Lance's headline was

*PH infinite under random oracle*

Scott's headline was

*Two papers*but when he stated the result he also stated it as a random oracle result.

The paper itself has the title

*An average case depth hierarchy theorem for Boolean circuits*

and the abstract is:

We prove an average-case depth hierarchy theorem for Boolean circuits over the standard basis of

Our average-case depth hierarchy theorem implies that the polynomial hierarchy is infinite relative to a random oracle with probability 1, confirming a conjecture of Hastad, Cai, and Babai. We also use our result to show that there is no "approximate converse" to the results of Linial, Mansour, Nisan and Boppana on the total influence of small-depth circuits, thus answering a question posed by O'Donnell, Kalai, and Hatami.

A key ingredient in our proof is a notion of \emph{random projections} which generalize random restrictions.

Note that they emphasize the circuit aspect.

In Yao's paper where he showed PARITY in constant dept requires exp size the title was

*Separating the polynomial hiearchy by oracles*

Hastad's paper and book had titles about circuits, not oracles.

When Scott showed that for a random oracle P^NP is properly in Sigma_2^p the title was

*Counterexample to the general Linial-Nissan Conjecture*

However the abstarct begins with a statement of the oracle result.

SO, here is the real question: What is more interesting, the circuit lower bounds or the oracle results that follow? The authors titles and abstracts might tell you what they are thinking, then again they might not. For example, I can't really claim to know that Yao cared about oracles more than circuits.

Roughly speaking the Circuit results are interesting since they are actual lower bounds, often on reasonable models for natural problems (both of these statements can be counter-argued), oracle results are interesting since they give us a sense that certain proof teachniques are not going to work. Random oracle results are interesting since for classes like these (that is not well defined) things true for random oracles tend to be things we think are true.

But I want to hear from you, the reader: For example which of PARITY NOT IN AC_0 and THERE IS AN ORACLE SEP PH FROM PSPACE do you find more interesting? Is easier to motivate to other theorists? To non-theorists (for non-theorists I think PARITY).

In part because I am of a certain age, I would have been more likely to say "wow!" upon first seeing the paper had it been titled "The Polynomial-Time Hierarchy is Infinite Relative to a Random Oracle." The problem was open for so long I had forgotten it was open. Of course... I read Lance's post "PH Infinite Under a Random Oracle" first, so the "wow!" opportunity was not missed.

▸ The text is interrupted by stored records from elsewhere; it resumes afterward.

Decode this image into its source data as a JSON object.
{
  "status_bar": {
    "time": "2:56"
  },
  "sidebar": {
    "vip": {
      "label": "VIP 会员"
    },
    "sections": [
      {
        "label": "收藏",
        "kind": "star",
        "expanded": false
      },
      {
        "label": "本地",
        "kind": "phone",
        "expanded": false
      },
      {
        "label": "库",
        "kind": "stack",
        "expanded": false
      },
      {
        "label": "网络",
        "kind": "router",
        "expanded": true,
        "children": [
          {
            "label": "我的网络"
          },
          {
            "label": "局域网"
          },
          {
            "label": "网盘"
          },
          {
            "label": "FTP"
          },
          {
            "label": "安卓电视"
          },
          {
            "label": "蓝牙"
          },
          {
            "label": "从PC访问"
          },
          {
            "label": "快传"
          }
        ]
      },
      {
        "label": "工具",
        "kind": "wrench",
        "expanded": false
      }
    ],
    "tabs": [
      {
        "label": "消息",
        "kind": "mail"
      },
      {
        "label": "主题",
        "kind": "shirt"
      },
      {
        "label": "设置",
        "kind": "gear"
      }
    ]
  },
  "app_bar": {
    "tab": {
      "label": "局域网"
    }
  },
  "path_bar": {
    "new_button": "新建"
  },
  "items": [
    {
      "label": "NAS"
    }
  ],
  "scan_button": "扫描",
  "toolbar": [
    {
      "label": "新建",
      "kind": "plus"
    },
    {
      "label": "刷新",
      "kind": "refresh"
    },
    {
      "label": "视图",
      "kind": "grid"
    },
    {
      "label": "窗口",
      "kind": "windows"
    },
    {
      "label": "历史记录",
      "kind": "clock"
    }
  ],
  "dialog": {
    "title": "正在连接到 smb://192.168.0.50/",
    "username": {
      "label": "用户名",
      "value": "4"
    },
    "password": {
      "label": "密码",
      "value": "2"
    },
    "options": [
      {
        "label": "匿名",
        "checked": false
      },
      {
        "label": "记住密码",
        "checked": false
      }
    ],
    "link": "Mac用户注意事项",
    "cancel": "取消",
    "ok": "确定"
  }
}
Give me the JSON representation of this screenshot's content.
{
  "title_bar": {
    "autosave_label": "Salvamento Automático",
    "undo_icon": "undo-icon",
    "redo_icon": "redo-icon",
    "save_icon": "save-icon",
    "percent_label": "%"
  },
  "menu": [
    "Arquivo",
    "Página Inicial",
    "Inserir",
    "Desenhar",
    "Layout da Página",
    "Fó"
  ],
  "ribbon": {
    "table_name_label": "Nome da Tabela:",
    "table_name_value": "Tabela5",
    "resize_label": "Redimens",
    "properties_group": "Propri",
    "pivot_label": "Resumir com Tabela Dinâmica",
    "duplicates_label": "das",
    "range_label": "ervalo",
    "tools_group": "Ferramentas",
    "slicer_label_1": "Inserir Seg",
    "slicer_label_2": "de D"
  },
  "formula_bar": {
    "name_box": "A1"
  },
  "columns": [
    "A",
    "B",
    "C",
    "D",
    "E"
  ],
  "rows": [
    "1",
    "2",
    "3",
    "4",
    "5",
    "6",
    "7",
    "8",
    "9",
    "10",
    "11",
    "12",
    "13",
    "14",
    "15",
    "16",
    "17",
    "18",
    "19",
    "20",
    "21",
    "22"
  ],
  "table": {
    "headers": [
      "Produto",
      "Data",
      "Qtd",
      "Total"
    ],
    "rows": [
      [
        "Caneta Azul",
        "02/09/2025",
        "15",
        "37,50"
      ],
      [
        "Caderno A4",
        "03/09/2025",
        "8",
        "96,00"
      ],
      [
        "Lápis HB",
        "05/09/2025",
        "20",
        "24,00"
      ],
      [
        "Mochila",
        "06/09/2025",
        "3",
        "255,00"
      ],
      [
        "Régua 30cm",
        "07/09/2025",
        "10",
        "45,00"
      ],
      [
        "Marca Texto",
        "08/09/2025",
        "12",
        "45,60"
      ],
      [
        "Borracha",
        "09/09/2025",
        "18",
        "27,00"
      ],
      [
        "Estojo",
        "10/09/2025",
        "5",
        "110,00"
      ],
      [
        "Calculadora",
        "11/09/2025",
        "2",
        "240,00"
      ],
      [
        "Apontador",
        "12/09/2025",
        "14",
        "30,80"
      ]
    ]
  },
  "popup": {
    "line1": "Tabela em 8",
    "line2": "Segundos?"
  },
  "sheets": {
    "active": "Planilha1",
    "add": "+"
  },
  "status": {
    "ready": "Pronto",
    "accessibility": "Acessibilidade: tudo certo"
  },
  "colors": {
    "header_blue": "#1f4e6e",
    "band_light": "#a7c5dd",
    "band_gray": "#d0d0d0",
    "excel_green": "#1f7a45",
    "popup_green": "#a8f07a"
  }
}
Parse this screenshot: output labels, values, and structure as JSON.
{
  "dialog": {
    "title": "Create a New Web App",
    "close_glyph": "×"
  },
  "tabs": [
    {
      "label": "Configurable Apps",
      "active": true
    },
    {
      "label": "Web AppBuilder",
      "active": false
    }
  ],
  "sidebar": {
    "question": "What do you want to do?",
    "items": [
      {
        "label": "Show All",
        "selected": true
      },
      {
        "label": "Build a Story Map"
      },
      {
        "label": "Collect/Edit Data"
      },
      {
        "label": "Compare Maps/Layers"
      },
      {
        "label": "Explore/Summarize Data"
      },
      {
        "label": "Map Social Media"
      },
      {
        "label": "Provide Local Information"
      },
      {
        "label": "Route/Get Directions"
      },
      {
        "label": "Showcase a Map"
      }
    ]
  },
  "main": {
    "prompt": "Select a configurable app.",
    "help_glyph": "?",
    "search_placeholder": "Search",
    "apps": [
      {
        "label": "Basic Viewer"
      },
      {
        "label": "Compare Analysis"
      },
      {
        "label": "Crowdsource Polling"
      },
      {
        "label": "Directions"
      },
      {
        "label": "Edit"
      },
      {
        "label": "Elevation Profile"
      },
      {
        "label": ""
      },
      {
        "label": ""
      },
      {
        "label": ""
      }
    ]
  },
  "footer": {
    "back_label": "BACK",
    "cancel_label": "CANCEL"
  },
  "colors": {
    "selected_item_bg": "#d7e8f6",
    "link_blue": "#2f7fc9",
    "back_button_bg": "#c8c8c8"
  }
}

ReplyDeleteThat said, the circuit results are surely more interesting. For one thing, they are stronger (they imply the oracle results as well as other things; and they are not equivalent). Second, they are another (very very small) step in the quest for stronger circuit lower bounds. For the same reason I agree that Parity not in AC_0 (etc.) is more interesting than \exists A (ParityP^A not in PH^A). Come to think of it, it's also easier to write down!

I second Fred. Lower bounds for circuits imply other results. But I haven't seen things happening other way around. (Ryan has shown that a reverse traffic could also exist, but this is just a rare and nice exception so far.) Also, to write what an "oracle separation" means will require 2-3 pages (at least). To write what a lower bound for circuits means - just 3-4 sentences. The introduction being: few AND-OR-NOT on 0-1 bits - and what can we get?

ReplyDeleteBut it is definitely nice that circuits are related to more "exotic" things like oracles. Anyone can choose what to love: root or tree. Both are important. Without the tree, root (hard root - progress is SO slow, adversary is So powerful) couldn't survive ... But died the root, the tree would definitely die.

As you may remember, Bill, I was doing recursion theory as a grad student and shifted over to work with Mike on circuit complexity. The key moment in that evolution was a talk by Cook on his "taxonomy" paper -- "Here are these circuit classes, they classify the difficulty of computing things in parallel, here are some interesting containments, can we get any separations?" I think that I was among the first people to use the name "AC^0" for constant depth, polynomial size, unbounded fan-in, which brings Furst-Saxe-Sipser-Ajtai into the context of the NC hierarchy.

ReplyDeleteSo I definitely think the circuit results are more interesting for themselves than for their applications as oracle results. Even though the program of extending these results upward to larger circuit classes (like P) hasn't panned out and may never pan out, a concrete lower bound ("you can't solve this problem with these resources") adds more to what we know about general computation.